** Opening PROVIDED ENTRIES block **
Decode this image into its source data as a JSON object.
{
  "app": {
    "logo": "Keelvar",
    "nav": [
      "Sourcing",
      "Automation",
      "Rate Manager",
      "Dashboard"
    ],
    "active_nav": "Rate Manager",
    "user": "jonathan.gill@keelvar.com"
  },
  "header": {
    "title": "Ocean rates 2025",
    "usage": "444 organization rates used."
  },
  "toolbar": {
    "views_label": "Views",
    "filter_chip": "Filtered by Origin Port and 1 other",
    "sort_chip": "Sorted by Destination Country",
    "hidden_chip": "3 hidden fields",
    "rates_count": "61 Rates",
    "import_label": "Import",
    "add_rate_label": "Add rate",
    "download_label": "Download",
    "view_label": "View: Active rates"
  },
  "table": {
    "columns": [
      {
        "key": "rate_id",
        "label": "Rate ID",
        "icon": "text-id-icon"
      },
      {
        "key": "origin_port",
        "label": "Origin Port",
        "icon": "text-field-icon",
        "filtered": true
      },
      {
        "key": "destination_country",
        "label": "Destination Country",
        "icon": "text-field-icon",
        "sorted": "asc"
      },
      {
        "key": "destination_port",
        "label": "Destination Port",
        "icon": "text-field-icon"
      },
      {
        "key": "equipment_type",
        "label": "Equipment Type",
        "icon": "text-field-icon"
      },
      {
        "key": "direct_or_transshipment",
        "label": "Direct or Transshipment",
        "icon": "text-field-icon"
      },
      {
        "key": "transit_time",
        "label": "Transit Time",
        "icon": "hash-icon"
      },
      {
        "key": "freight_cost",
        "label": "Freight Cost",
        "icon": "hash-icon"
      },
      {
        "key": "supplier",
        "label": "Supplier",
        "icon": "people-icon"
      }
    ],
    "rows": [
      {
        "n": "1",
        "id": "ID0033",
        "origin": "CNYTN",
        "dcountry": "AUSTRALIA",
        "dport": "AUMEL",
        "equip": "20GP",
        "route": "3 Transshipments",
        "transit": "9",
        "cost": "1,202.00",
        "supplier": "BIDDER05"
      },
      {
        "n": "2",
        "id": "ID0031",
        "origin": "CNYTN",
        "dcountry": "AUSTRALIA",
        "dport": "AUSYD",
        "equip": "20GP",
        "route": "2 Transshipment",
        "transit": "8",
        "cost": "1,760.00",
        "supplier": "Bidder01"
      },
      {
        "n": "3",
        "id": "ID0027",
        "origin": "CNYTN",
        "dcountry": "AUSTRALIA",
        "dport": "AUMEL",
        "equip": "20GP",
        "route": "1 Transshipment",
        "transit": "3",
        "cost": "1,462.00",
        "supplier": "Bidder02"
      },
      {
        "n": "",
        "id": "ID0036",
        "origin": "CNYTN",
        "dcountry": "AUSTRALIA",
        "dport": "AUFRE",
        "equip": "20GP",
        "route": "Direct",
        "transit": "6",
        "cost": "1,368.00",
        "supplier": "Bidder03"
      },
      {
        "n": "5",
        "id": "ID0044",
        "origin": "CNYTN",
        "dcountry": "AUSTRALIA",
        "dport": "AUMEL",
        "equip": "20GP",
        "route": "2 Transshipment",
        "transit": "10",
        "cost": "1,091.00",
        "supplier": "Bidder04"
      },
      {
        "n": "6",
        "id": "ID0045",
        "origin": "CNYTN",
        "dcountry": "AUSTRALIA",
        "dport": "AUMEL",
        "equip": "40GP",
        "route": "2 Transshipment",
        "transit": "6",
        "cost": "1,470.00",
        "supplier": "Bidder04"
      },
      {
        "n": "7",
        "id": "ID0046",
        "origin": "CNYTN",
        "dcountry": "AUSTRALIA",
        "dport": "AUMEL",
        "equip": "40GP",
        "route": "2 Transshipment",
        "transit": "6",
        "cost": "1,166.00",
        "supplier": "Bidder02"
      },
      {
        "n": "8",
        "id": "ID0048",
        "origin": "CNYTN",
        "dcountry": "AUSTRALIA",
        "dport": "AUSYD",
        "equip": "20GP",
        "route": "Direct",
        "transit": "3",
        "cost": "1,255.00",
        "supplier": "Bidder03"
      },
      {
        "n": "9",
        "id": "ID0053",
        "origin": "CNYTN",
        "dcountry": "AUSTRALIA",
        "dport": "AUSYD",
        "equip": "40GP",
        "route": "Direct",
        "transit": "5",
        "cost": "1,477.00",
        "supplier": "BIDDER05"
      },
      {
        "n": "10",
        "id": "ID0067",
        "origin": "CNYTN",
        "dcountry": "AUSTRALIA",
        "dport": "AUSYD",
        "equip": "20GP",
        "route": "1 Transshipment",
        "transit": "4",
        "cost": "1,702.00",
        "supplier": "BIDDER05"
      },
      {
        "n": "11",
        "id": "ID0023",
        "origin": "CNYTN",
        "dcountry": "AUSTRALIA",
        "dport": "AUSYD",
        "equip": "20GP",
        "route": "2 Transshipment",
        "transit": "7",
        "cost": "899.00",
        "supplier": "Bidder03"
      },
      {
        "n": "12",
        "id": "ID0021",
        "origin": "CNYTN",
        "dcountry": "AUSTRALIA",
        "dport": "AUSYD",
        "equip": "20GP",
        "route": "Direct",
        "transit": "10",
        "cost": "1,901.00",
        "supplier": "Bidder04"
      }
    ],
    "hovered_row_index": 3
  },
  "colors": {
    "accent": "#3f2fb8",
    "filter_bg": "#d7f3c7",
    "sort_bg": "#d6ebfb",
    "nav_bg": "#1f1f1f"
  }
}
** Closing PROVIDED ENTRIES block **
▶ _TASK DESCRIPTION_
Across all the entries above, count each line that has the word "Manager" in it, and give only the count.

▶ _SOLVED PROBLEM_
2